My friend, Matt, texted me right after Andrew Luck’s extension was announced.
“Luck has to be the Bills’ second-favorite quarterback now.”
“So Doug Whaley can say the best young QB in the league gets $23M per year.”
“He’s begging to say that sentence right after Tyrod Taylor’s agent Adisa Bakari tells him how much Brock Osweiler makes.”
That, right there... is a tremendous point.
(For the record, Osweiler signed a deal with the Houston Texans this offseason that averages $18M per season.)
It makes perfect sense for Bills fans to be curious about how Luck’s six-year, $140M contract affects the impending money talks with Tyrod Taylor.
But I don’t really think Luck’s monster extension impacts most future quarterback deals in the traditional sense, as in... “setting the market.”
If anything, it just creates a (lower-than-expected) quarterback-contract ceiling. His $23M average per year (APY) should and probably will act as bargaining leverage for NFL front offices during contract discussions with their signal-callers.
How many agents can plop down at the negotiating table and say, with a straight face, “ok, let’s start with that Luck got”?
Yeah, probably none.
To me, Luck has fallen sliiiiightly short of the gigantic, Elway-esque, Peytonian expectations set forth for him by, well, just about everybody when he entered the league out of Stanford in 2012, but those expectations still carry significant weight.
When you’re a white, 6’4” pocket passer from one of the most prestigious colleges in the country, universally viewed as the most impeccably clean prospect in decades among the ever-bickering #DraftTwitter and are ultimately selected No. 1 overall, your reputation is hard to tarnish.
Luck looked the part from the start of his NFL career, throwing for 4,374 yards as a rookie en route to an unlikely playoff berth for the Colts. Both developments helped to serve as instant validation that, yes, the consensus draft evaluations were correct, and, yes, he was something special.
(Throwing for 4,761 yards and 40 touchdowns in his third season was super impressive, too.)
However, over his last 16 games — which includes three playoff outings — Luck has completed 56.7% of his passes (6.71 yards per attempt) with 30 touchdowns and 22 interceptions.
Still, though... if you survey NFL fans and media alike about the quarterback they’d select to start a franchise with today, the majority of the picks would be Luck.
Hence, even after an abysmal, injury-plagued fourth-year in the NFL, Indianapolis had seemingly no issue making him the highest-paid QB in league history.
Luck’s guarantees — $47M due at signing — are critical, without a doubt. But his overall $23.3M APY and $24.5M APY in “new money” should have Whaley and Redskins GM Scot McCloughan smiling ear to ear.

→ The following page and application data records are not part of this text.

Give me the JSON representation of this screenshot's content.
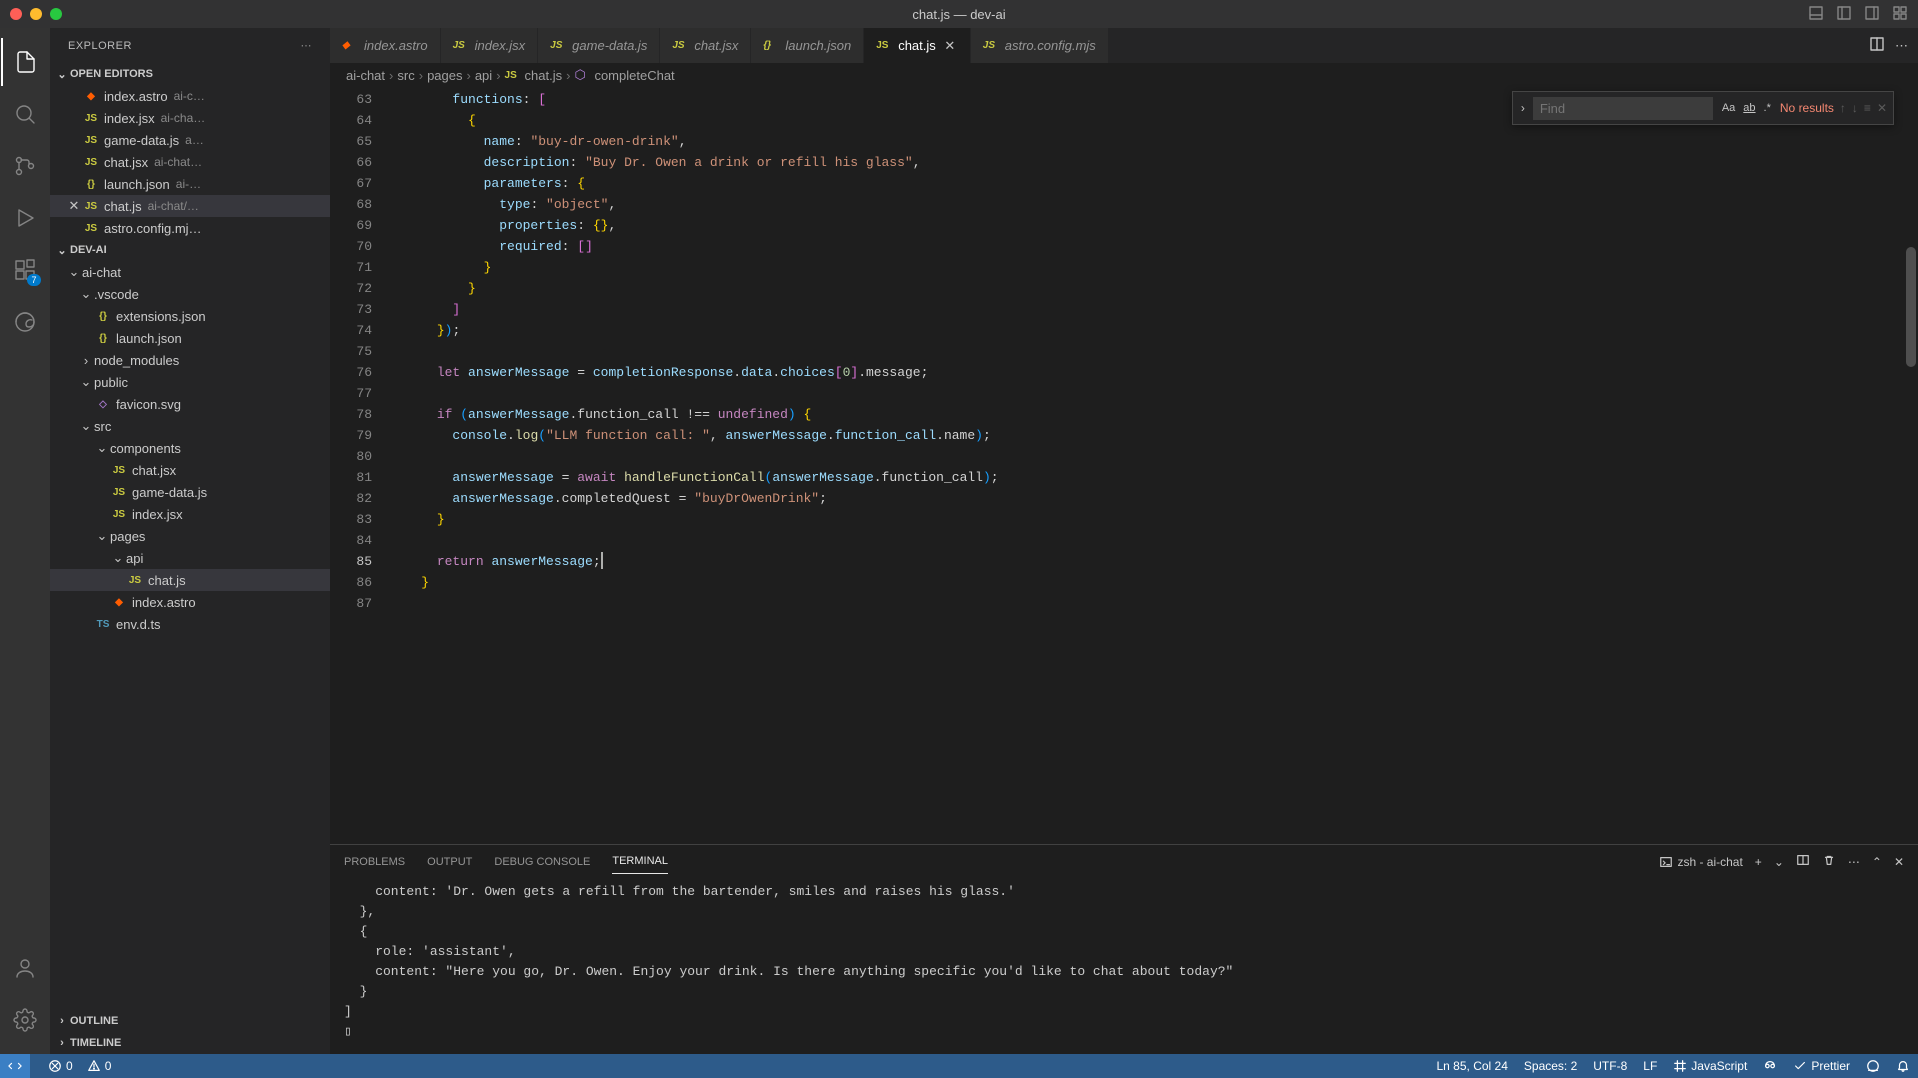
{
  "window": {
    "title": "chat.js — dev-ai"
  },
  "activitybar": {
    "badge": "7"
  },
  "sidebar": {
    "title": "EXPLORER",
    "openEditorsLabel": "OPEN EDITORS",
    "openEditors": [
      {
        "name": "index.astro",
        "desc": "ai-c…",
        "icon": "astro"
      },
      {
        "name": "index.jsx",
        "desc": "ai-cha…",
        "icon": "js"
      },
      {
        "name": "game-data.js",
        "desc": "a…",
        "icon": "js"
      },
      {
        "name": "chat.jsx",
        "desc": "ai-chat…",
        "icon": "js"
      },
      {
        "name": "launch.json",
        "desc": "ai-…",
        "icon": "json"
      },
      {
        "name": "chat.js",
        "desc": "ai-chat/…",
        "icon": "js",
        "active": true
      },
      {
        "name": "astro.config.mj…",
        "desc": "",
        "icon": "js"
      }
    ],
    "projectLabel": "DEV-AI",
    "tree": [
      {
        "name": "ai-chat",
        "indent": 1,
        "type": "folder",
        "open": true
      },
      {
        "name": ".vscode",
        "indent": 2,
        "type": "folder",
        "open": true
      },
      {
        "name": "extensions.json",
        "indent": 3,
        "type": "file",
        "icon": "json"
      },
      {
        "name": "launch.json",
        "indent": 3,
        "type": "file",
        "icon": "json"
      },
      {
        "name": "node_modules",
        "indent": 2,
        "type": "folder",
        "open": false
      },
      {
        "name": "public",
        "indent": 2,
        "type": "folder",
        "open": true
      },
      {
        "name": "favicon.svg",
        "indent": 3,
        "type": "file",
        "icon": "svg"
      },
      {
        "name": "src",
        "indent": 2,
        "type": "folder",
        "open": true
      },
      {
        "name": "components",
        "indent": 3,
        "type": "folder",
        "open": true
      },
      {
        "name": "chat.jsx",
        "indent": 4,
        "type": "file",
        "icon": "js"
      },
      {
        "name": "game-data.js",
        "indent": 4,
        "type": "file",
        "icon": "js"
      },
      {
        "name": "index.jsx",
        "indent": 4,
        "type": "file",
        "icon": "js"
      },
      {
        "name": "pages",
        "indent": 3,
        "type": "folder",
        "open": true
      },
      {
        "name": "api",
        "indent": 4,
        "type": "folder",
        "open": true
      },
      {
        "name": "chat.js",
        "indent": 5,
        "type": "file",
        "icon": "js",
        "active": true
      },
      {
        "name": "index.astro",
        "indent": 4,
        "type": "file",
        "icon": "astro"
      },
      {
        "name": "env.d.ts",
        "indent": 3,
        "type": "file",
        "icon": "ts"
      }
    ],
    "outlineLabel": "OUTLINE",
    "timelineLabel": "TIMELINE"
  },
  "tabs": [
    {
      "name": "index.astro",
      "icon": "astro",
      "italic": true
    },
    {
      "name": "index.jsx",
      "icon": "js",
      "italic": true
    },
    {
      "name": "game-data.js",
      "icon": "js",
      "italic": true
    },
    {
      "name": "chat.jsx",
      "icon": "js",
      "italic": true
    },
    {
      "name": "launch.json",
      "icon": "json",
      "italic": true
    },
    {
      "name": "chat.js",
      "icon": "js",
      "active": true
    },
    {
      "name": "astro.config.mjs",
      "icon": "js",
      "italic": true
    }
  ],
  "breadcrumb": [
    "ai-chat",
    "src",
    "pages",
    "api",
    "chat.js",
    "completeChat"
  ],
  "find": {
    "placeholder": "Find",
    "results": "No results"
  },
  "code": {
    "startLine": 63,
    "currentLine": 85,
    "lines": [
      "        functions: [",
      "          {",
      "            name: \"buy-dr-owen-drink\",",
      "            description: \"Buy Dr. Owen a drink or refill his glass\",",
      "            parameters: {",
      "              type: \"object\",",
      "              properties: {},",
      "              required: []",
      "            }",
      "          }",
      "        ]",
      "      });",
      "",
      "      let answerMessage = completionResponse.data.choices[0].message;",
      "",
      "      if (answerMessage.function_call !== undefined) {",
      "        console.log(\"LLM function call: \", answerMessage.function_call.name);",
      "",
      "        answerMessage = await handleFunctionCall(answerMessage.function_call);",
      "        answerMessage.completedQuest = \"buyDrOwenDrink\";",
      "      }",
      "",
      "      return answerMessage;",
      "    }",
      ""
    ]
  },
  "panel": {
    "tabs": [
      "PROBLEMS",
      "OUTPUT",
      "DEBUG CONSOLE",
      "TERMINAL"
    ],
    "activeTab": 3,
    "shell": "zsh - ai-chat",
    "output": "    content: 'Dr. Owen gets a refill from the bartender, smiles and raises his glass.'\n  },\n  {\n    role: 'assistant',\n    content: \"Here you go, Dr. Owen. Enjoy your drink. Is there anything specific you'd like to chat about today?\"\n  }\n]\n▯"
  },
  "status": {
    "errors": "0",
    "warnings": "0",
    "position": "Ln 85, Col 24",
    "spaces": "Spaces: 2",
    "encoding": "UTF-8",
    "eol": "LF",
    "language": "JavaScript",
    "prettier": "Prettier"
  }
}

After all, it wouldn’t have been crazy if Luck’s APY was in the $28M -$30M range.
That $23.3M equates to 15% of the 2016 salary cap. Just three years ago, $18.5M would’ve represented that same 15%. In a few seasons, with the way the NFL salary cap is exponentially rising, we’ll probably see Luck’s contract as a colossal steal.
Obviously, there’s no way to be sure what will ultimately happen with Tyrod Taylor and the Bills and, more specifically, how big his contract would be.
But it seems like Luck’s mega extension actually did Buffalo a favor.